▶ Brief: Omit every picture, then return each line of the data below exactly.

Data for processing Block Start

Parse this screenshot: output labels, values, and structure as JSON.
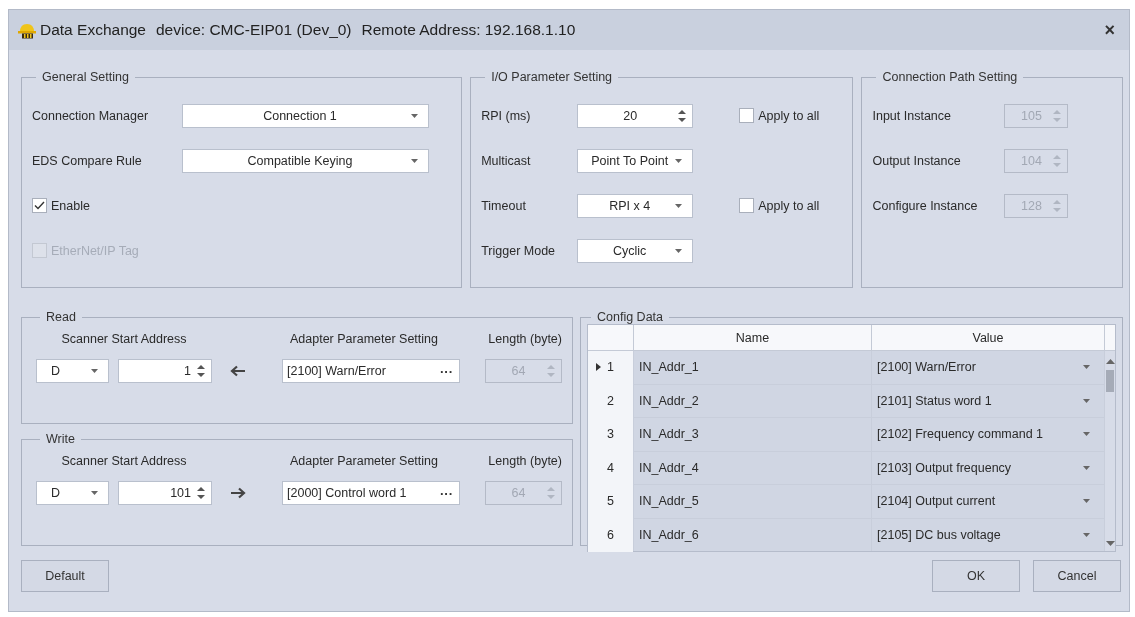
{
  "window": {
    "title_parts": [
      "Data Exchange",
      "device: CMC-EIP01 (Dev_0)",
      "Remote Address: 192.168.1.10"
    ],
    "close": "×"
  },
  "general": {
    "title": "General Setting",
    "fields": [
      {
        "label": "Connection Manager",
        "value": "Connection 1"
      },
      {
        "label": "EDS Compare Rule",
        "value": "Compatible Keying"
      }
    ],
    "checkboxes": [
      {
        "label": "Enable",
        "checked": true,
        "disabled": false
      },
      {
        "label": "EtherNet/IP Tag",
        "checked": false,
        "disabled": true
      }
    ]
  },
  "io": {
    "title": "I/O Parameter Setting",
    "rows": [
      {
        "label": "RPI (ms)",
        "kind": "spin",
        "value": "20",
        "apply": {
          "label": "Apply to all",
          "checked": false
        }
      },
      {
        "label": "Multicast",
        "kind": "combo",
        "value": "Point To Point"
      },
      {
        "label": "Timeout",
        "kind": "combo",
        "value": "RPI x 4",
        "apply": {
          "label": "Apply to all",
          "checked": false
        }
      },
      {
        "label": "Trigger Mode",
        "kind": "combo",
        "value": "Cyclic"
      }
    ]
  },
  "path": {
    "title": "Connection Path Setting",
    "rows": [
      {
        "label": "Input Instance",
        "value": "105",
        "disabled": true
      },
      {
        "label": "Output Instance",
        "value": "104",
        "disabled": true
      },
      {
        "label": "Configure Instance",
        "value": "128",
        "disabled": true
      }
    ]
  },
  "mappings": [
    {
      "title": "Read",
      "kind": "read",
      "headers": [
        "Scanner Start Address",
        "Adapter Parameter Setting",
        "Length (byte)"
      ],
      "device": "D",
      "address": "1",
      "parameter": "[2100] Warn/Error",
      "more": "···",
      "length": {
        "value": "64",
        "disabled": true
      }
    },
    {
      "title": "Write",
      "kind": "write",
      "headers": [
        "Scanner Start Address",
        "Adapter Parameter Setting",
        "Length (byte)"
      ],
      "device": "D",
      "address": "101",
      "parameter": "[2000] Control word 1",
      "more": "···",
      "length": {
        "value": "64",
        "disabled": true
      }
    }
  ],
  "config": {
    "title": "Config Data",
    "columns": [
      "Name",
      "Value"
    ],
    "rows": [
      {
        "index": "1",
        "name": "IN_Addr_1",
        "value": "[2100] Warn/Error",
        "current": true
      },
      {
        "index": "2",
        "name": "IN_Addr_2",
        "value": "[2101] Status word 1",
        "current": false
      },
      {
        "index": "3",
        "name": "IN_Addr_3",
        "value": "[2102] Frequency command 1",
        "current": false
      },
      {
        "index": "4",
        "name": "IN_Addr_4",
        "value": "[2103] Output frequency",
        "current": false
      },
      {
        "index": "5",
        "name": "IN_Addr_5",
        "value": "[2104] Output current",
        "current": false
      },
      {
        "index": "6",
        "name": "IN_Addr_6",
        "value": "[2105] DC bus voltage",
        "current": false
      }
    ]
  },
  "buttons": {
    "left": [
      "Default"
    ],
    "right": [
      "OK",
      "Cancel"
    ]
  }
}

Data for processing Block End

▶ Written response:
Parse this screenshot: output labels, values, and structure as JSON.
{
  "window": {
    "title_parts": [
      "Data Exchange",
      "device: CMC-EIP01 (Dev_0)",
      "Remote Address: 192.168.1.10"
    ],
    "close": "×"
  },
  "general": {
    "title": "General Setting",
    "fields": [
      {
        "label": "Connection Manager",
        "value": "Connection 1"
      },
      {
        "label": "EDS Compare Rule",
        "value": "Compatible Keying"
      }
    ],
    "checkboxes": [
      {
        "label": "Enable",
        "checked": true,
        "disabled": false
      },
      {
        "label": "EtherNet/IP Tag",
        "checked": false,
        "disabled": true
      }
    ]
  },
  "io": {
    "title": "I/O Parameter Setting",
    "rows": [
      {
        "label": "RPI (ms)",
        "kind": "spin",
        "value": "20",
        "apply": {
          "label": "Apply to all",
          "checked": false
        }
      },
      {
        "label": "Multicast",
        "kind": "combo",
        "value": "Point To Point"
      },
      {
        "label": "Timeout",
        "kind": "combo",
        "value": "RPI x 4",
        "apply": {
          "label": "Apply to all",
          "checked": false
        }
      },
      {
        "label": "Trigger Mode",
        "kind": "combo",
        "value": "Cyclic"
      }
    ]
  },
  "path": {
    "title": "Connection Path Setting",
    "rows": [
      {
        "label": "Input Instance",
        "value": "105",
        "disabled": true
      },
      {
        "label": "Output Instance",
        "value": "104",
        "disabled": true
      },
      {
        "label": "Configure Instance",
        "value": "128",
        "disabled": true
      }
    ]
  },
  "mappings": [
    {
      "title": "Read",
      "kind": "read",
      "headers": [
        "Scanner Start Address",
        "Adapter Parameter Setting",
        "Length (byte)"
      ],
      "device": "D",
      "address": "1",
      "parameter": "[2100] Warn/Error",
      "more": "···",
      "length": {
        "value": "64",
        "disabled": true
      }
    },
    {
      "title": "Write",
      "kind": "write",
      "headers": [
        "Scanner Start Address",
        "Adapter Parameter Setting",
        "Length (byte)"
      ],
      "device": "D",
      "address": "101",
      "parameter": "[2000] Control word 1",
      "more": "···",
      "length": {
        "value": "64",
        "disabled": true
      }
    }
  ],
  "config": {
    "title": "Config Data",
    "columns": [
      "Name",
      "Value"
    ],
    "rows": [
      {
        "index": "1",
        "name": "IN_Addr_1",
        "value": "[2100] Warn/Error",
        "current": true
      },
      {
        "index": "2",
        "name": "IN_Addr_2",
        "value": "[2101] Status word 1",
        "current": false
      },
      {
        "index": "3",
        "name": "IN_Addr_3",
        "value": "[2102] Frequency command 1",
        "current": false
      },
      {
        "index": "4",
        "name": "IN_Addr_4",
        "value": "[2103] Output frequency",
        "current": false
      },
      {
        "index": "5",
        "name": "IN_Addr_5",
        "value": "[2104] Output current",
        "current": false
      },
      {
        "index": "6",
        "name": "IN_Addr_6",
        "value": "[2105] DC bus voltage",
        "current": false
      }
    ]
  },
  "buttons": {
    "left": [
      "Default"
    ],
    "right": [
      "OK",
      "Cancel"
    ]
  }
}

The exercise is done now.